Monday, June 15, 2009

Duende & Saudade in American Poetry

Edward Hirsch's excellent Poet's Choice column yesterday has me thinking about these neglected dimensions in discussions of contemporary poetry, what I think of as the question of a poem's emotive undertones. It reminds me of Emily Dickinson's reply to Thomas Higginson as to how she defined poetry: “If I read a book and it makes my whole body so cold no fire can ever warm me, I know that is poetry. If I feel physically as if the top of my head were taken off, I know that is poetry."

Duende is of course Lorca's term for the experience of the reader being seized by "dark" qualities in the work, by which I understand him to mean mysterious, indefinable qualities.

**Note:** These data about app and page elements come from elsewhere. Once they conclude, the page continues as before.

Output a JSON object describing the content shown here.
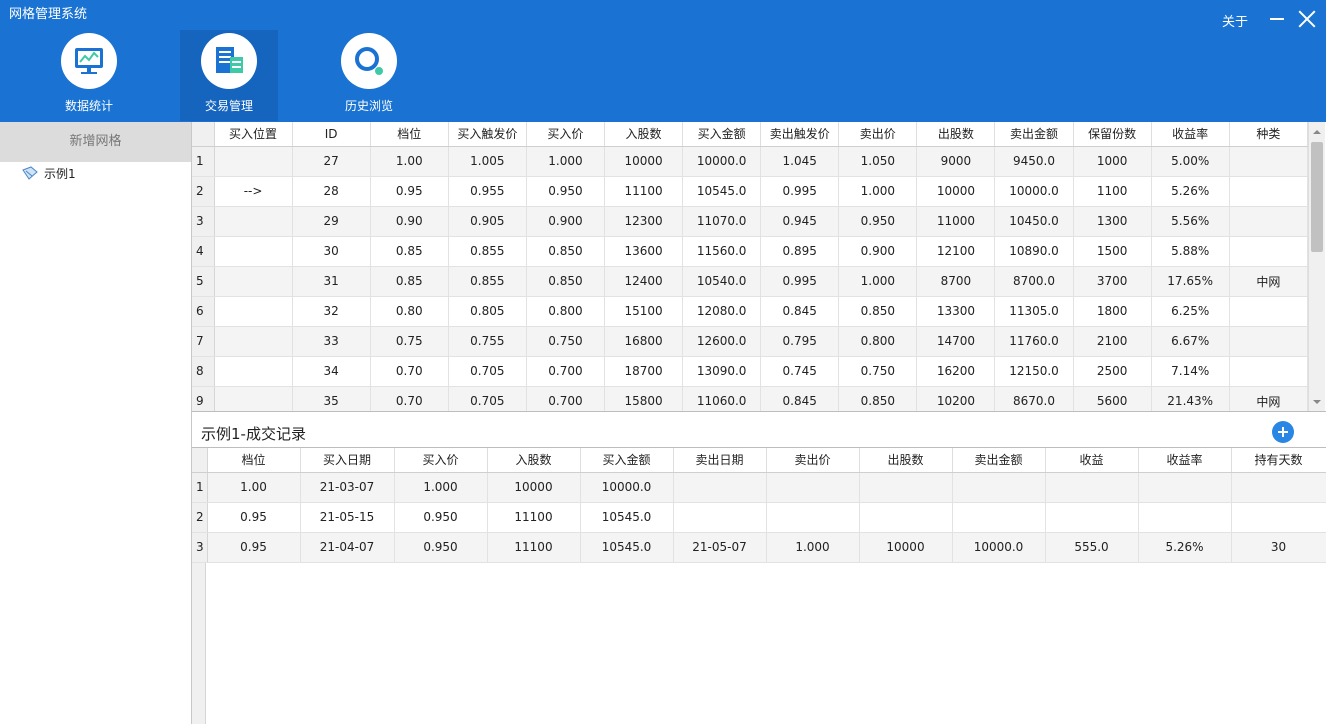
{
  "app": {
    "title": "网格管理系统",
    "about": "关于"
  },
  "nav": [
    {
      "label": "数据统计",
      "icon": "monitor-chart-icon"
    },
    {
      "label": "交易管理",
      "icon": "document-icon"
    },
    {
      "label": "历史浏览",
      "icon": "search-icon"
    }
  ],
  "sidebar": {
    "add_label": "新增网格",
    "items": [
      {
        "label": "示例1",
        "icon": "grid-file-icon"
      }
    ]
  },
  "grid_table": {
    "columns": [
      "",
      "买入位置",
      "ID",
      "档位",
      "买入触发价",
      "买入价",
      "入股数",
      "买入金额",
      "卖出触发价",
      "卖出价",
      "出股数",
      "卖出金额",
      "保留份数",
      "收益率",
      "种类"
    ],
    "rows": [
      [
        "1",
        "",
        "27",
        "1.00",
        "1.005",
        "1.000",
        "10000",
        "10000.0",
        "1.045",
        "1.050",
        "9000",
        "9450.0",
        "1000",
        "5.00%",
        ""
      ],
      [
        "2",
        "-->",
        "28",
        "0.95",
        "0.955",
        "0.950",
        "11100",
        "10545.0",
        "0.995",
        "1.000",
        "10000",
        "10000.0",
        "1100",
        "5.26%",
        ""
      ],
      [
        "3",
        "",
        "29",
        "0.90",
        "0.905",
        "0.900",
        "12300",
        "11070.0",
        "0.945",
        "0.950",
        "11000",
        "10450.0",
        "1300",
        "5.56%",
        ""
      ],
      [
        "4",
        "",
        "30",
        "0.85",
        "0.855",
        "0.850",
        "13600",
        "11560.0",
        "0.895",
        "0.900",
        "12100",
        "10890.0",
        "1500",
        "5.88%",
        ""
      ],
      [
        "5",
        "",
        "31",
        "0.85",
        "0.855",
        "0.850",
        "12400",
        "10540.0",
        "0.995",
        "1.000",
        "8700",
        "8700.0",
        "3700",
        "17.65%",
        "中网"
      ],
      [
        "6",
        "",
        "32",
        "0.80",
        "0.805",
        "0.800",
        "15100",
        "12080.0",
        "0.845",
        "0.850",
        "13300",
        "11305.0",
        "1800",
        "6.25%",
        ""
      ],
      [
        "7",
        "",
        "33",
        "0.75",
        "0.755",
        "0.750",
        "16800",
        "12600.0",
        "0.795",
        "0.800",
        "14700",
        "11760.0",
        "2100",
        "6.67%",
        ""
      ],
      [
        "8",
        "",
        "34",
        "0.70",
        "0.705",
        "0.700",
        "18700",
        "13090.0",
        "0.745",
        "0.750",
        "16200",
        "12150.0",
        "2500",
        "7.14%",
        ""
      ],
      [
        "9",
        "",
        "35",
        "0.70",
        "0.705",
        "0.700",
        "15800",
        "11060.0",
        "0.845",
        "0.850",
        "10200",
        "8670.0",
        "5600",
        "21.43%",
        "中网"
      ]
    ]
  },
  "trades": {
    "title": "示例1-成交记录",
    "columns": [
      "",
      "档位",
      "买入日期",
      "买入价",
      "入股数",
      "买入金额",
      "卖出日期",
      "卖出价",
      "出股数",
      "卖出金额",
      "收益",
      "收益率",
      "持有天数"
    ],
    "rows": [
      [
        "1",
        "1.00",
        "21-03-07",
        "1.000",
        "10000",
        "10000.0",
        "",
        "",
        "",
        "",
        "",
        "",
        ""
      ],
      [
        "2",
        "0.95",
        "21-05-15",
        "0.950",
        "11100",
        "10545.0",
        "",
        "",
        "",
        "",
        "",
        "",
        ""
      ],
      [
        "3",
        "0.95",
        "21-04-07",
        "0.950",
        "11100",
        "10545.0",
        "21-05-07",
        "1.000",
        "10000",
        "10000.0",
        "555.0",
        "5.26%",
        "30"
      ]
    ]
  },
  "colors": {
    "header_bg": "#1a73d2",
    "active_tab_bg": "#1565bf",
    "accent": "#2a86e4"
  }
}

Saudade is a Portuguese term that is sometimes (poorly) translated into English as "the blues." And yet a Brazilian bossa nova song can have plenty of saudade, though it makes you want to get up and move.

Interesting, thought-provoking article.